### Problem to solve
Output each record verbatim, with pictures left out.
○ ○ ○ ○ ○ ○ ○
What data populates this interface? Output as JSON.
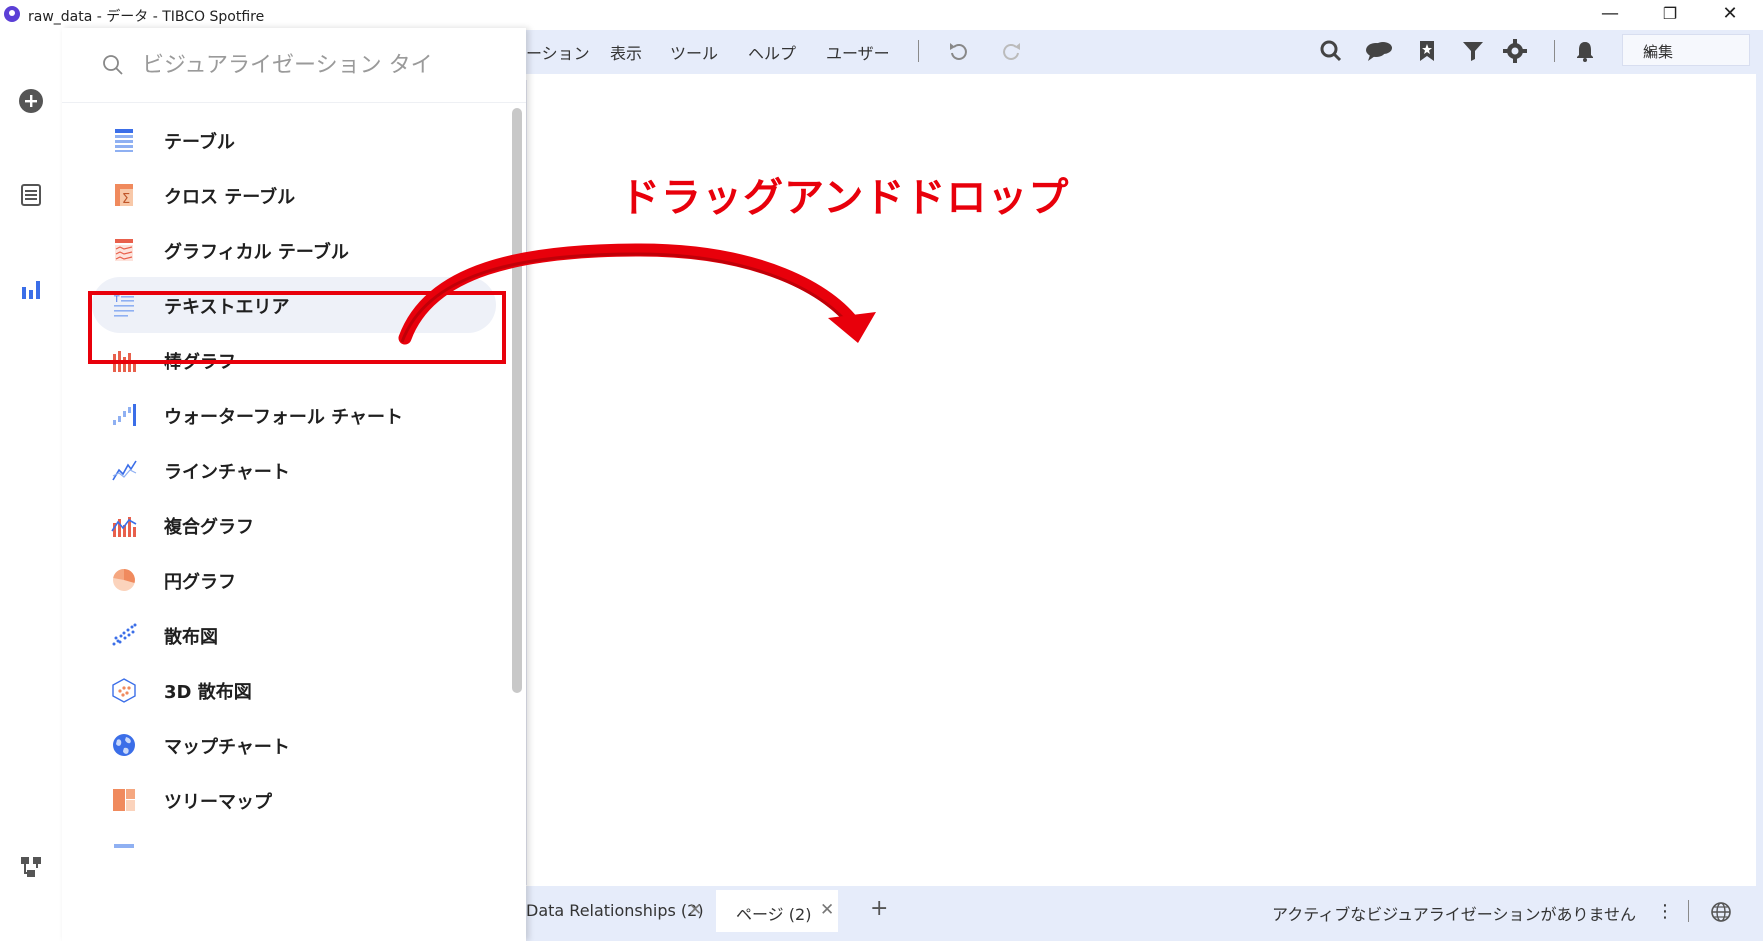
{
  "window": {
    "title": "raw_data - データ - TIBCO Spotfire",
    "minimize": "—",
    "restore": "❐",
    "close": "✕"
  },
  "rail": {
    "icons": [
      "add-icon",
      "data-table-icon",
      "bar-chart-icon",
      "data-relationships-icon"
    ]
  },
  "menubar": {
    "items": [
      "ーション",
      "表示",
      "ツール",
      "ヘルプ",
      "ユーザー"
    ],
    "toolbar_icons": [
      "undo-icon",
      "redo-icon",
      "search-icon",
      "comments-icon",
      "bookmark-icon",
      "filter-icon",
      "settings-icon",
      "notifications-icon"
    ],
    "mode_select": {
      "value": "編集",
      "chevron": "⌄"
    }
  },
  "panel": {
    "search_placeholder": "ビジュアライゼーション タイ",
    "items": [
      {
        "label": "テーブル",
        "icon": "table-icon"
      },
      {
        "label": "クロス テーブル",
        "icon": "cross-table-icon"
      },
      {
        "label": "グラフィカル テーブル",
        "icon": "graphical-table-icon"
      },
      {
        "label": "テキストエリア",
        "icon": "text-area-icon",
        "selected": true
      },
      {
        "label": "棒グラフ",
        "icon": "bar-chart-icon"
      },
      {
        "label": "ウォーターフォール チャート",
        "icon": "waterfall-chart-icon"
      },
      {
        "label": "ラインチャート",
        "icon": "line-chart-icon"
      },
      {
        "label": "複合グラフ",
        "icon": "combination-chart-icon"
      },
      {
        "label": "円グラフ",
        "icon": "pie-chart-icon"
      },
      {
        "label": "散布図",
        "icon": "scatter-plot-icon"
      },
      {
        "label": "3D 散布図",
        "icon": "scatter-3d-icon"
      },
      {
        "label": "マップチャート",
        "icon": "map-chart-icon"
      },
      {
        "label": "ツリーマップ",
        "icon": "treemap-icon"
      }
    ]
  },
  "annotation": {
    "text": "ドラッグアンドドロップ",
    "color": "#e8000b"
  },
  "bottombar": {
    "tabs": [
      {
        "label": "Data Relationships (2)",
        "close": "✕"
      },
      {
        "label": "ページ (2)",
        "close": "✕",
        "active": true
      }
    ],
    "add_page": "+",
    "status": "アクティブなビジュアライゼーションがありません",
    "more": "⋮"
  },
  "colors": {
    "accent_blue": "#3b6ee8",
    "menubar_bg": "#e6ecfa",
    "chart_orange": "#f08a5d",
    "chart_red": "#e8604c"
  }
}
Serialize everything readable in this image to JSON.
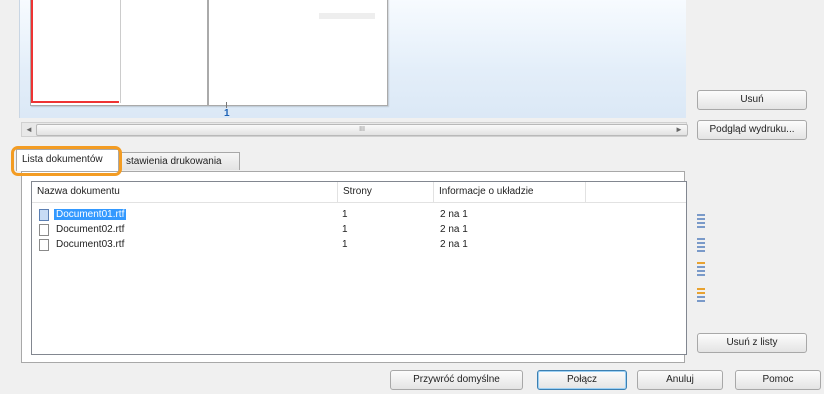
{
  "preview": {
    "page_number": "1",
    "scroll_glyph": "III",
    "scroll_left_arrow": "◄",
    "scroll_right_arrow": "►"
  },
  "buttons": {
    "delete": "Usuń",
    "print_preview": "Podgląd wydruku...",
    "remove_from_list": "Usuń z listy",
    "restore_defaults": "Przywróć domyślne",
    "combine": "Połącz",
    "cancel": "Anuluj",
    "help": "Pomoc"
  },
  "tabs": [
    {
      "label": "Lista dokumentów",
      "active": true
    },
    {
      "label": "stawienia drukowania",
      "active": false
    }
  ],
  "document_list": {
    "columns": [
      "Nazwa dokumentu",
      "Strony",
      "Informacje o układzie"
    ],
    "rows": [
      {
        "name": "Document01.rtf",
        "pages": "1",
        "layout": "2 na 1",
        "selected": true
      },
      {
        "name": "Document02.rtf",
        "pages": "1",
        "layout": "2 na 1",
        "selected": false
      },
      {
        "name": "Document03.rtf",
        "pages": "1",
        "layout": "2 na 1",
        "selected": false
      }
    ]
  },
  "colors": {
    "highlight_outline": "#f39c23",
    "selection": "#3399ff",
    "page_number": "#1d62b6"
  }
}
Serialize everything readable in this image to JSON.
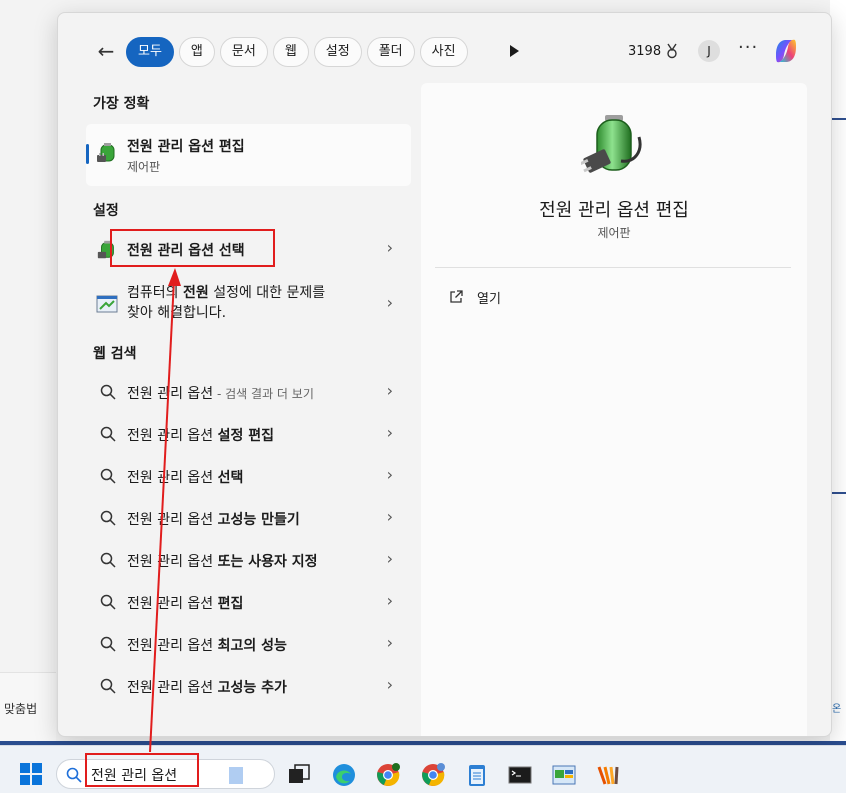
{
  "topbar": {
    "back_label": "←",
    "chips": [
      "모두",
      "앱",
      "문서",
      "웹",
      "설정",
      "폴더",
      "사진"
    ],
    "points": "3198",
    "avatar_letter": "J",
    "more_label": "···"
  },
  "best_match": {
    "section_title": "가장 정확",
    "title": "전원 관리 옵션 편집",
    "subtitle": "제어판"
  },
  "settings": {
    "section_title": "설정",
    "items": [
      {
        "label": "전원 관리 옵션 선택"
      },
      {
        "label_line1_pre": "컴퓨터의 ",
        "label_line1_bold": "전원",
        "label_line1_post": " 설정에 대한 문제를",
        "label_line2": "찾아 해결합니다."
      }
    ]
  },
  "web_search": {
    "section_title": "웹 검색",
    "items": [
      {
        "base": "전원 관리 옵션",
        "suffix": " - 검색 결과 더 보기",
        "bold": ""
      },
      {
        "base": "전원 관리 옵션 ",
        "suffix": "",
        "bold": "설정 편집"
      },
      {
        "base": "전원 관리 옵션 ",
        "suffix": "",
        "bold": "선택"
      },
      {
        "base": "전원 관리 옵션 ",
        "suffix": "",
        "bold": "고성능 만들기"
      },
      {
        "base": "전원 관리 옵션 ",
        "suffix": "",
        "bold": "또는 사용자 지정"
      },
      {
        "base": "전원 관리 옵션 ",
        "suffix": "",
        "bold": "편집"
      },
      {
        "base": "전원 관리 옵션 ",
        "suffix": "",
        "bold": "최고의 성능"
      },
      {
        "base": "전원 관리 옵션 ",
        "suffix": "",
        "bold": "고성능 추가"
      }
    ]
  },
  "preview": {
    "title": "전원 관리 옵션 편집",
    "subtitle": "제어판",
    "open_label": "열기"
  },
  "taskbar": {
    "search_value": "전원 관리 옵션"
  },
  "background": {
    "left_text": "맞춤법",
    "right_text": "온"
  },
  "colors": {
    "accent": "#1565c0",
    "annotation_red": "#e11d1d"
  }
}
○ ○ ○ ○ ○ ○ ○
### Solution to this task
What data populates this interface? Output as JSON.
{
  "window": {
    "title": "raw_data - データ - TIBCO Spotfire",
    "minimize": "—",
    "restore": "❐",
    "close": "✕"
  },
  "rail": {
    "icons": [
      "add-icon",
      "data-table-icon",
      "bar-chart-icon",
      "data-relationships-icon"
    ]
  },
  "menubar": {
    "items": [
      "ーション",
      "表示",
      "ツール",
      "ヘルプ",
      "ユーザー"
    ],
    "toolbar_icons": [
      "undo-icon",
      "redo-icon",
      "search-icon",
      "comments-icon",
      "bookmark-icon",
      "filter-icon",
      "settings-icon",
      "notifications-icon"
    ],
    "mode_select": {
      "value": "編集",
      "chevron": "⌄"
    }
  },
  "panel": {
    "search_placeholder": "ビジュアライゼーション タイ",
    "items": [
      {
        "label": "テーブル",
        "icon": "table-icon"
      },
      {
        "label": "クロス テーブル",
        "icon": "cross-table-icon"
      },
      {
        "label": "グラフィカル テーブル",
        "icon": "graphical-table-icon"
      },
      {
        "label": "テキストエリア",
        "icon": "text-area-icon",
        "selected": true
      },
      {
        "label": "棒グラフ",
        "icon": "bar-chart-icon"
      },
      {
        "label": "ウォーターフォール チャート",
        "icon": "waterfall-chart-icon"
      },
      {
        "label": "ラインチャート",
        "icon": "line-chart-icon"
      },
      {
        "label": "複合グラフ",
        "icon": "combination-chart-icon"
      },
      {
        "label": "円グラフ",
        "icon": "pie-chart-icon"
      },
      {
        "label": "散布図",
        "icon": "scatter-plot-icon"
      },
      {
        "label": "3D 散布図",
        "icon": "scatter-3d-icon"
      },
      {
        "label": "マップチャート",
        "icon": "map-chart-icon"
      },
      {
        "label": "ツリーマップ",
        "icon": "treemap-icon"
      }
    ]
  },
  "annotation": {
    "text": "ドラッグアンドドロップ",
    "color": "#e8000b"
  },
  "bottombar": {
    "tabs": [
      {
        "label": "Data Relationships (2)",
        "close": "✕"
      },
      {
        "label": "ページ (2)",
        "close": "✕",
        "active": true
      }
    ],
    "add_page": "+",
    "status": "アクティブなビジュアライゼーションがありません",
    "more": "⋮"
  },
  "colors": {
    "accent_blue": "#3b6ee8",
    "menubar_bg": "#e6ecfa",
    "chart_orange": "#f08a5d",
    "chart_red": "#e8604c"
  }
}
Serialize everything readable in this image to JSON.
{
  "preview": {
    "page_number": "1",
    "scroll_glyph": "III",
    "scroll_left_arrow": "◄",
    "scroll_right_arrow": "►"
  },
  "buttons": {
    "delete": "Usuń",
    "print_preview": "Podgląd wydruku...",
    "remove_from_list": "Usuń z listy",
    "restore_defaults": "Przywróć domyślne",
    "combine": "Połącz",
    "cancel": "Anuluj",
    "help": "Pomoc"
  },
  "tabs": [
    {
      "label": "Lista dokumentów",
      "active": true
    },
    {
      "label": "stawienia drukowania",
      "active": false
    }
  ],
  "document_list": {
    "columns": [
      "Nazwa dokumentu",
      "Strony",
      "Informacje o układzie"
    ],
    "rows": [
      {
        "name": "Document01.rtf",
        "pages": "1",
        "layout": "2 na 1",
        "selected": true
      },
      {
        "name": "Document02.rtf",
        "pages": "1",
        "layout": "2 na 1",
        "selected": false
      },
      {
        "name": "Document03.rtf",
        "pages": "1",
        "layout": "2 na 1",
        "selected": false
      }
    ]
  },
  "colors": {
    "highlight_outline": "#f39c23",
    "selection": "#3399ff",
    "page_number": "#1d62b6"
  }
}
Serialize everything readable in this image to JSON.
{
  "topbar": {
    "back_label": "←",
    "chips": [
      "모두",
      "앱",
      "문서",
      "웹",
      "설정",
      "폴더",
      "사진"
    ],
    "points": "3198",
    "avatar_letter": "J",
    "more_label": "···"
  },
  "best_match": {
    "section_title": "가장 정확",
    "title": "전원 관리 옵션 편집",
    "subtitle": "제어판"
  },
  "settings": {
    "section_title": "설정",
    "items": [
      {
        "label": "전원 관리 옵션 선택"
      },
      {
        "label_line1_pre": "컴퓨터의 ",
        "label_line1_bold": "전원",
        "label_line1_post": " 설정에 대한 문제를",
        "label_line2": "찾아 해결합니다."
      }
    ]
  },
  "web_search": {
    "section_title": "웹 검색",
    "items": [
      {
        "base": "전원 관리 옵션",
        "suffix": " - 검색 결과 더 보기",
        "bold": ""
      },
      {
        "base": "전원 관리 옵션 ",
        "suffix": "",
        "bold": "설정 편집"
      },
      {
        "base": "전원 관리 옵션 ",
        "suffix": "",
        "bold": "선택"
      },
      {
        "base": "전원 관리 옵션 ",
        "suffix": "",
        "bold": "고성능 만들기"
      },
      {
        "base": "전원 관리 옵션 ",
        "suffix": "",
        "bold": "또는 사용자 지정"
      },
      {
        "base": "전원 관리 옵션 ",
        "suffix": "",
        "bold": "편집"
      },
      {
        "base": "전원 관리 옵션 ",
        "suffix": "",
        "bold": "최고의 성능"
      },
      {
        "base": "전원 관리 옵션 ",
        "suffix": "",
        "bold": "고성능 추가"
      }
    ]
  },
  "preview": {
    "title": "전원 관리 옵션 편집",
    "subtitle": "제어판",
    "open_label": "열기"
  },
  "taskbar": {
    "search_value": "전원 관리 옵션"
  },
  "background": {
    "left_text": "맞춤법",
    "right_text": "온"
  },
  "colors": {
    "accent": "#1565c0",
    "annotation_red": "#e11d1d"
  }
}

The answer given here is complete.